Mechanistic Investigations of Green mEos4b Reveal a Dynamic Long-Lived Dark State.De Zitter, E., Ridard, J., Thedie, D., Adam, V., Levy, B., Byrdin, M., Gotthard, G., Van Meervelt, L., Dedecker, P., Demachy, I., Bourgeois, D.
(2020) J Am Chem Soc
- PubMed: 32463688
- DOI: https://doi.org/10.1021/jacs.0c01880
- Primary Citation of Related Structures:
- PubMed Abstract:
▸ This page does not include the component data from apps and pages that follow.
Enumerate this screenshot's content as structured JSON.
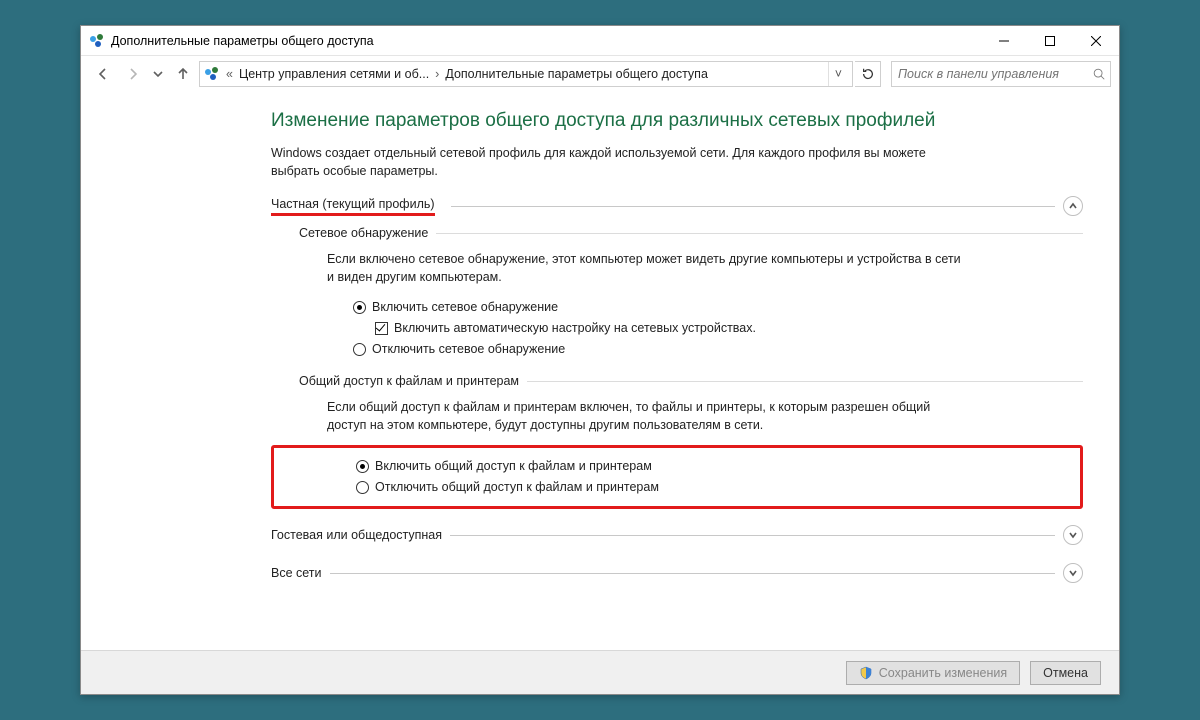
{
  "window": {
    "title": "Дополнительные параметры общего доступа"
  },
  "nav": {
    "crumb1": "Центр управления сетями и об...",
    "crumb2": "Дополнительные параметры общего доступа",
    "search_placeholder": "Поиск в панели управления"
  },
  "page": {
    "heading": "Изменение параметров общего доступа для различных сетевых профилей",
    "intro": "Windows создает отдельный сетевой профиль для каждой используемой сети. Для каждого профиля вы можете выбрать особые параметры."
  },
  "profiles": {
    "private": {
      "label": "Частная (текущий профиль)",
      "discovery": {
        "title": "Сетевое обнаружение",
        "desc": "Если включено сетевое обнаружение, этот компьютер может видеть другие компьютеры и устройства в сети и виден другим компьютерам.",
        "opt_on": "Включить сетевое обнаружение",
        "opt_auto": "Включить автоматическую настройку на сетевых устройствах.",
        "opt_off": "Отключить сетевое обнаружение"
      },
      "fileshare": {
        "title": "Общий доступ к файлам и принтерам",
        "desc": "Если общий доступ к файлам и принтерам включен, то файлы и принтеры, к которым разрешен общий доступ на этом компьютере, будут доступны другим пользователям в сети.",
        "opt_on": "Включить общий доступ к файлам и принтерам",
        "opt_off": "Отключить общий доступ к файлам и принтерам"
      }
    },
    "guest": {
      "label": "Гостевая или общедоступная"
    },
    "all": {
      "label": "Все сети"
    }
  },
  "footer": {
    "save": "Сохранить изменения",
    "cancel": "Отмена"
  }
}
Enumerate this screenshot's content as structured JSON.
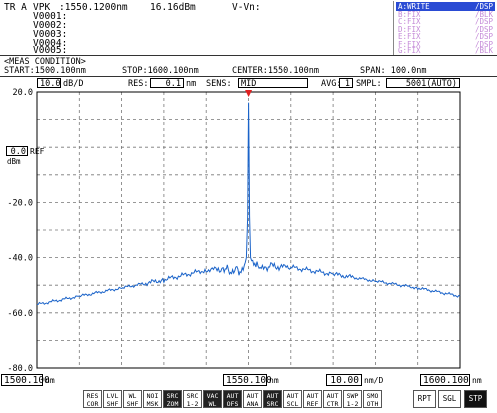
{
  "header": {
    "trace_label": "TR A",
    "marker_label": "VPK",
    "marker_wavelength": ":1550.1200nm",
    "marker_level": "16.16dBm",
    "delta_label": "V-Vn:",
    "markers": [
      "V0001:",
      "V0002:",
      "V0003:",
      "V0004:",
      "V0005:"
    ]
  },
  "traces": [
    {
      "name": "A:WRITE",
      "mode": "/DSP",
      "active": true
    },
    {
      "name": "B:FIX",
      "mode": "/BLK",
      "active": false
    },
    {
      "name": "C:FIX",
      "mode": "/DSP",
      "active": false
    },
    {
      "name": "D:FIX",
      "mode": "/DSP",
      "active": false
    },
    {
      "name": "E:FIX",
      "mode": "/DSP",
      "active": false
    },
    {
      "name": "F:FIX",
      "mode": "/DSP",
      "active": false
    },
    {
      "name": "G:FIX",
      "mode": "/BLK",
      "active": false
    }
  ],
  "conditions": {
    "title": "<MEAS CONDITION>",
    "start": "START:1500.100nm",
    "stop": "STOP:1600.100nm",
    "center": "CENTER:1550.100nm",
    "span": "SPAN: 100.0nm"
  },
  "settings": {
    "scale_value": "10.0",
    "scale_unit": "dB/D",
    "res_label": "RES:",
    "res_value": "0.1",
    "res_unit": "nm",
    "sens_label": "SENS:",
    "sens_value": "MID",
    "avg_label": "AVG:",
    "avg_value": "1",
    "smpl_label": "SMPL:",
    "smpl_value": "5001(AUTO)"
  },
  "ref": {
    "value": "0.0",
    "label": "REF",
    "unit": "dBm"
  },
  "bottom_axis": {
    "start_value": "1500.100",
    "center_value": "1550.100",
    "div_value": "10.00",
    "stop_value": "1600.100",
    "unit": "nm",
    "div_unit": "nm/D"
  },
  "softkeys": [
    {
      "l1": "RES",
      "l2": "COR",
      "dark": false
    },
    {
      "l1": "LVL",
      "l2": "SHF",
      "dark": false
    },
    {
      "l1": "WL",
      "l2": "SHF",
      "dark": false
    },
    {
      "l1": "NOI",
      "l2": "MSK",
      "dark": false
    },
    {
      "l1": "SRC",
      "l2": "ZOM",
      "dark": true
    },
    {
      "l1": "SRC",
      "l2": "1-2",
      "dark": false
    },
    {
      "l1": "VAC",
      "l2": "WL",
      "dark": true
    },
    {
      "l1": "AUT",
      "l2": "OFS",
      "dark": true
    },
    {
      "l1": "AUT",
      "l2": "ANA",
      "dark": false
    },
    {
      "l1": "AUT",
      "l2": "SRC",
      "dark": true
    },
    {
      "l1": "AUT",
      "l2": "SCL",
      "dark": false
    },
    {
      "l1": "AUT",
      "l2": "REF",
      "dark": false
    },
    {
      "l1": "AUT",
      "l2": "CTR",
      "dark": false
    },
    {
      "l1": "SWP",
      "l2": "1-2",
      "dark": false
    },
    {
      "l1": "SMO",
      "l2": "OTH",
      "dark": false
    }
  ],
  "sweep_buttons": [
    {
      "label": "RPT",
      "dark": false
    },
    {
      "label": "SGL",
      "dark": false
    },
    {
      "label": "STP",
      "dark": true
    }
  ],
  "chart_data": {
    "type": "line",
    "xlim": [
      1500.1,
      1600.1
    ],
    "ylim": [
      -80,
      20
    ],
    "y_ticks": [
      "20.0",
      "0.0",
      "-20.0",
      "-40.0",
      "-60.0",
      "-80.0"
    ],
    "grid": true,
    "peak_marker": {
      "x": 1550.12,
      "y": 16.16
    },
    "trace_color": "#1a63c9",
    "series": [
      {
        "x": [
          1500.1,
          1510.1,
          1520.1,
          1530.1,
          1540.1,
          1544.1,
          1545.1,
          1546.1,
          1547.1,
          1548.1,
          1549.1,
          1549.6,
          1549.9,
          1550.05,
          1550.12,
          1550.2,
          1550.35,
          1550.6,
          1551.1,
          1552.1,
          1553.1,
          1555.1,
          1560.1,
          1570.1,
          1580.1,
          1590.1,
          1600.1
        ],
        "y": [
          -57,
          -54,
          -51,
          -48,
          -44.5,
          -44,
          -43.5,
          -46,
          -43.5,
          -46,
          -44,
          -40,
          -25,
          5,
          16.16,
          5,
          -25,
          -40,
          -42,
          -43,
          -44.5,
          -43,
          -43.5,
          -46,
          -48.5,
          -51,
          -54
        ]
      }
    ]
  }
}
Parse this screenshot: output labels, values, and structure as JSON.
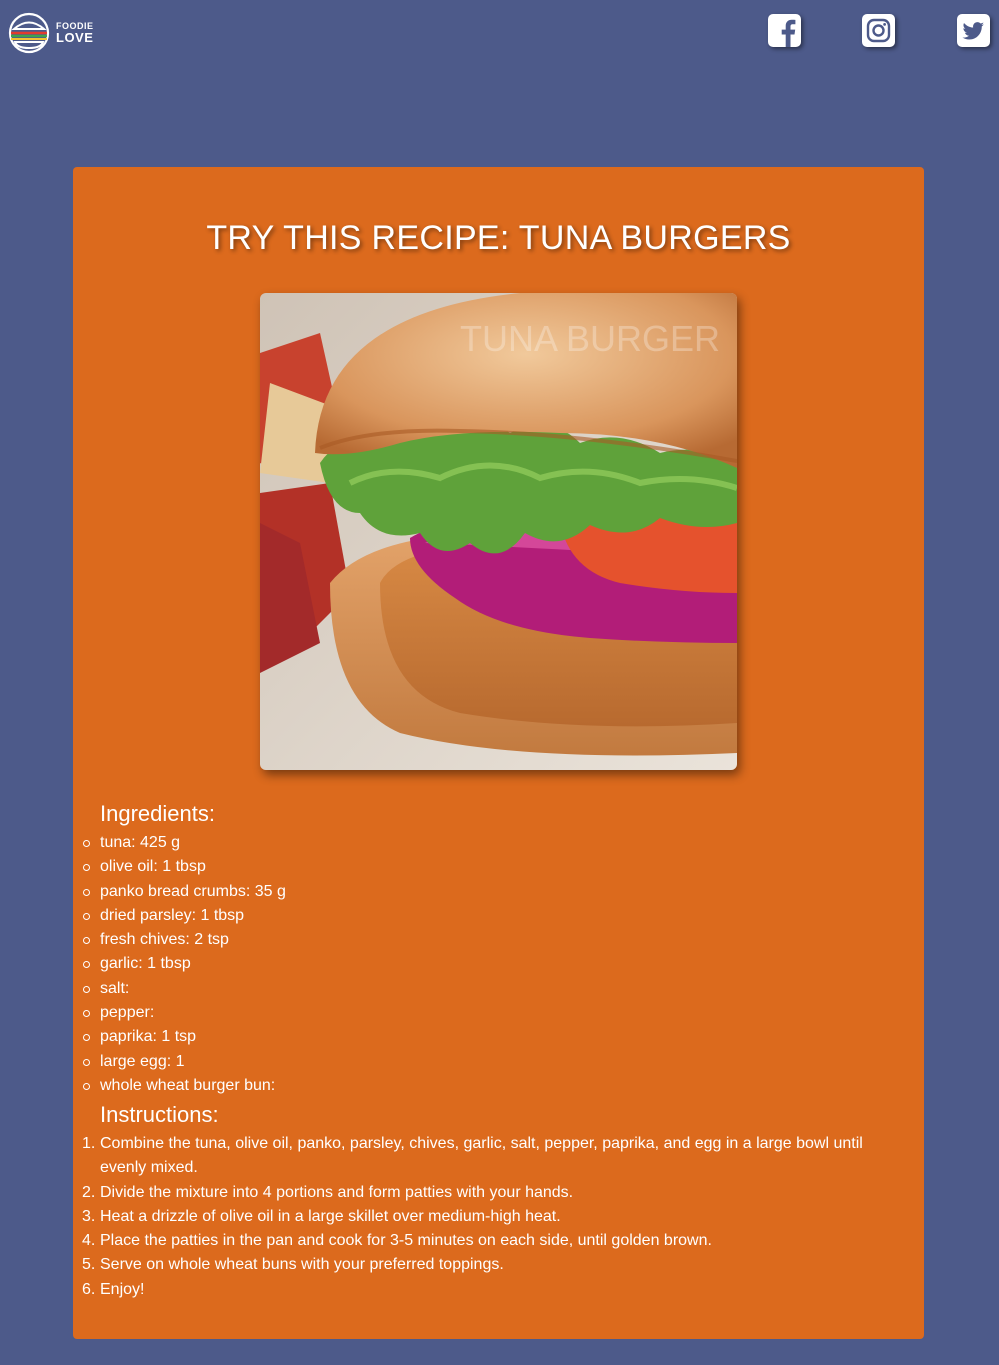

Green-to-red photoconvertible fluorescent proteins (PCFPs) are key players in advanced microscopy schemes such as photoactivated localization microscopy (PALM). Whereas photoconversion and red-state blinking in PCFPs have been studied intensively, their green-state photophysical behavior has received less attention. Yet dark states in green PCFPs can become strongly populated in PALM schemes and exert an indirect but considerable influence on the quality of data recorded in the red channel. Furthermore, green-state photoswitching in PCFPs can be used directly for PALM and has been engineered to design highly efficient reversibly switchable fluorescent proteins (RSFPs) amenable to various nanoscopy schemes. Here, we demonstrate that green mEos4b efficiently switches to a long-lived dark state through cis - trans isomerization of its chromophore, as do most RSFPs. However, by combining kinetic crystallography, molecular dynamics simulations, and Raman spectroscopy, we find that the dark state in green mEos4b is much more dynamic than that seen in switched-off green IrisFP, a biphotochromic PCFP engineered from the common EosFP parent. Our data suggest that H-bonding patterns maintained by the chromophore in green PCFPs and RSFPs in both their on- and off-states collectively control photoswitching quantum yields. The reduced number of H-bonds maintained by the dynamic dark chromophore in green mEos4b thus largely accounts for the observed lower switching contrast as compared to that of IrisFP. We also compare the long-lived dark states reached from green and red mEos4b, on the basis of their X-ray structures and Raman signatures. Altogether, these data provide a unifying picture of the complex photophysics of PCFPs and RSFPs.
Department of Chemistry, KU Leuven, Heverlee 3001, Belgium.